Driverless, autonomous cars are getting a lot of buzz and attention, but they may take much longer to make it to roads than originally thought. Ford Motor Co. Executive Chairman Bill Ford thinks they’ll be a common sight parked in driveways by 2025. Google has put more than 300,000 miles on them in test rides without a problem, and thinks they’ll make it to roads within three to five years. Government agencies in Nevada, California, and other states, are testing them out for safety and performance. For Sheila Brennan, program manager for product lifecycle strategies at market research firm IDC, mainstream adoption will be more like 2040.
The research firm is conducting a study to gauge the potential timing and market forces for autonomous vehicles. Brennan thinks Ford and Google are both accurate in their prediction that autonomous, driverless cars will be street-ready within the next few years, but she sees there are too many barriers to go mainstream until about 25 or more years from now. The hurdles to climb over deal with privacy and security issues, she said. There are many regulatory agencies involved and lots of work to do to address objections and concerns. Interoperability between technologies also has to be addressed, Brennan said.

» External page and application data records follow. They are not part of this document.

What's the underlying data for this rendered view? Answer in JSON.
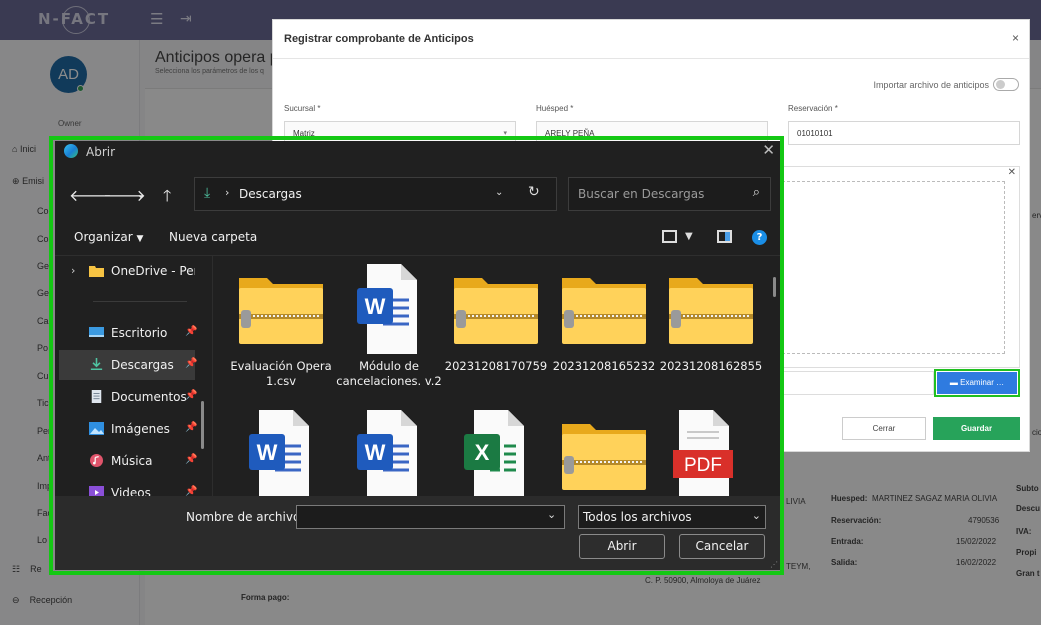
{
  "app": {
    "logo": "N-FACT",
    "avatar": "AD",
    "role": "Owner",
    "sidebar": [
      "Inici",
      "Emisi",
      "Re",
      "Recepción"
    ],
    "sidebar_sub": [
      "Co",
      "Co",
      "Ge",
      "Ge",
      "Ca",
      "Po",
      "Cu",
      "Tic",
      "Per",
      "Ant",
      "Imp",
      "Fac",
      "Lo"
    ],
    "page_title": "Anticipos opera p",
    "page_subtitle": "Selecciona los parámetros de los q",
    "bg": {
      "huesped_label": "Huesped:",
      "huesped_value": "MARTINEZ SAGAZ MARIA OLIVIA",
      "olivia": "LIVIA",
      "reservacion_label": "Reservación:",
      "reservacion_value": "4790536",
      "entrada_label": "Entrada:",
      "entrada_value": "15/02/2022",
      "salida_label": "Salida:",
      "salida_value": "16/02/2022",
      "subto": "Subto",
      "descu": "Descu",
      "iva": "IVA:",
      "propi": "Propi",
      "grant": "Gran t",
      "teym": "TEYM,",
      "direccion": "C. P. 50900, Almoloya de Juárez",
      "forma_pago": "Forma pago:",
      "serva": "erva",
      "cio": "cio"
    }
  },
  "modal": {
    "title": "Registrar comprobante de Anticipos",
    "close": "×",
    "import_label": "Importar archivo de anticipos",
    "sucursal_label": "Sucursal *",
    "sucursal_value": "Matriz",
    "huesped_label": "Huésped *",
    "huesped_value": "ARELY PEÑA",
    "reservacion_label": "Reservación *",
    "reservacion_value": "01010101",
    "examinar": "Examinar …",
    "cerrar": "Cerrar",
    "guardar": "Guardar"
  },
  "dialog": {
    "title": "Abrir",
    "close": "✕",
    "address": "Descargas",
    "search_placeholder": "Buscar en Descargas",
    "organize": "Organizar",
    "new_folder": "Nueva carpeta",
    "nav": [
      {
        "label": "OneDrive - Perso",
        "icon": "folder-icon"
      },
      {
        "label": "Escritorio",
        "icon": "desktop-icon"
      },
      {
        "label": "Descargas",
        "icon": "download-icon"
      },
      {
        "label": "Documentos",
        "icon": "document-icon"
      },
      {
        "label": "Imágenes",
        "icon": "picture-icon"
      },
      {
        "label": "Música",
        "icon": "music-icon"
      },
      {
        "label": "Videos",
        "icon": "video-icon"
      }
    ],
    "files": [
      {
        "name": "Evaluación Opera 1.csv",
        "type": "zip-folder"
      },
      {
        "name": "Módulo de cancelaciones. v.2",
        "type": "word"
      },
      {
        "name": "20231208170759",
        "type": "zip-folder"
      },
      {
        "name": "20231208165232",
        "type": "zip-folder"
      },
      {
        "name": "20231208162855",
        "type": "zip-folder"
      },
      {
        "name": "",
        "type": "word"
      },
      {
        "name": "",
        "type": "word"
      },
      {
        "name": "",
        "type": "excel"
      },
      {
        "name": "",
        "type": "zip-folder"
      },
      {
        "name": "",
        "type": "pdf"
      }
    ],
    "filename_label": "Nombre de archivo:",
    "filename_value": "",
    "file_type": "Todos los archivos",
    "open": "Abrir",
    "cancel": "Cancelar"
  },
  "colors": {
    "highlight": "#14c814",
    "accent": "#2f7be0",
    "save": "#27a35a"
  }
}
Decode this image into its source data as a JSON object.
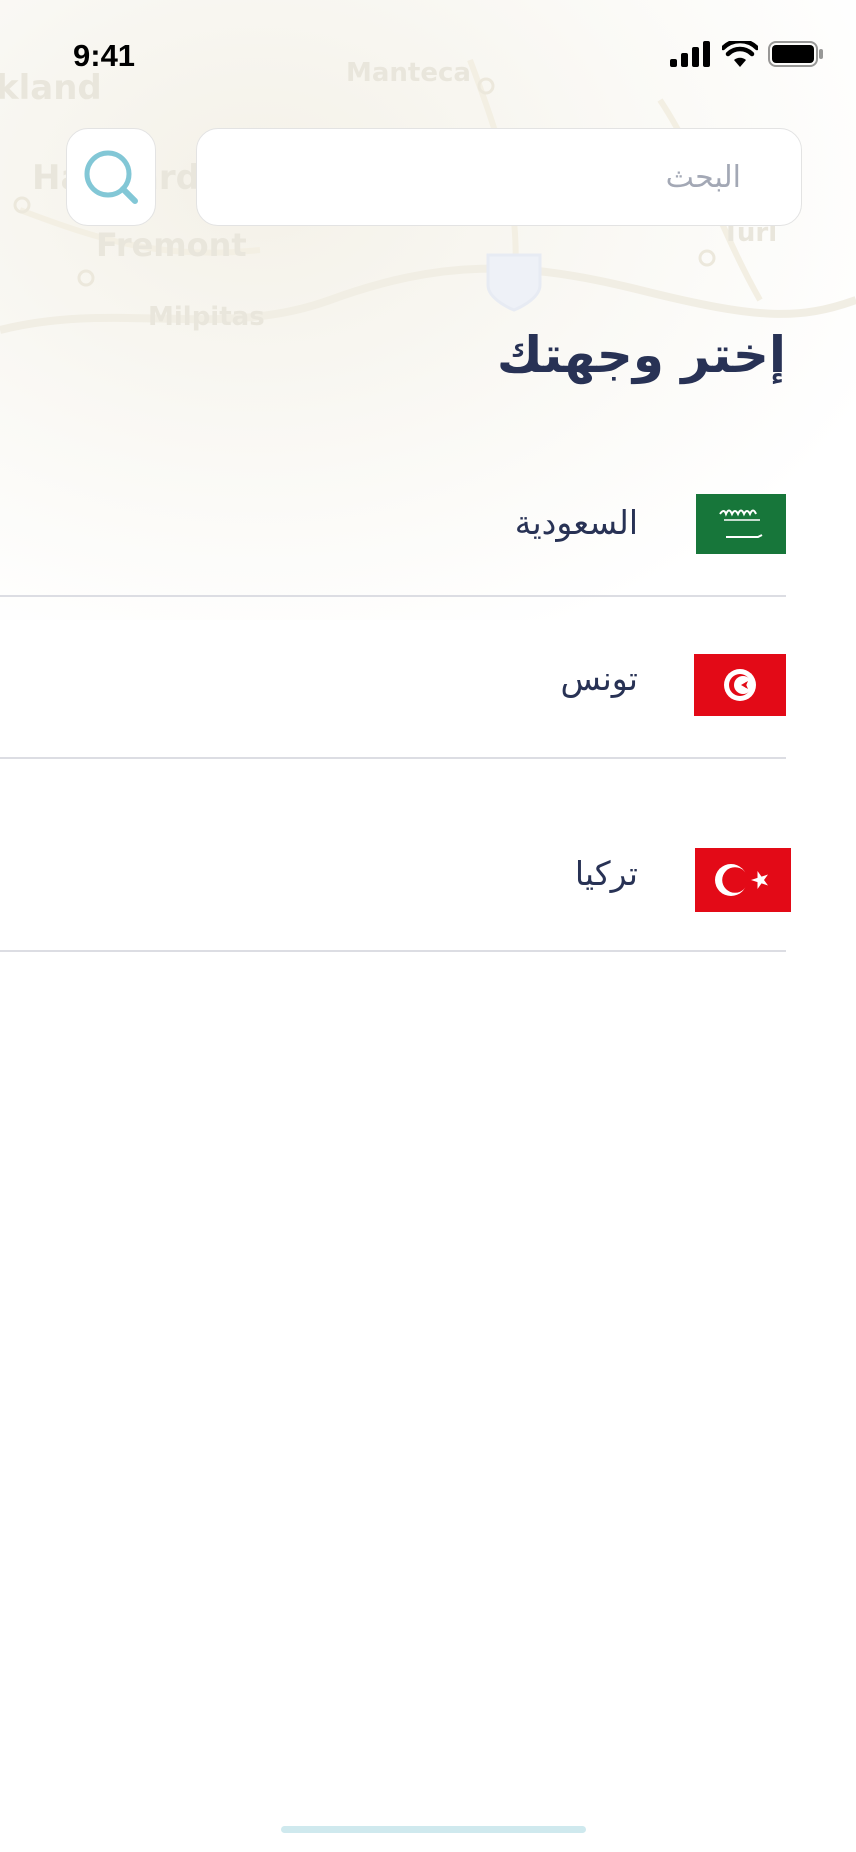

As automakers are testing out driverless cars, some have already established direct communication dealing with privacy and the use of data generated by these autonomous cars, Brennan said. One manufacturer asked a driver to sign a waiver giving the company permission to use the car’s data. They’re valuable sources of operating data – how fast the car was traveling, wear and tear on parts, efficiency of onboard systems, and other issues to look at. This “big data” process will be a big part of how automakers integrate autonomous cars into their strategic planning in years to come.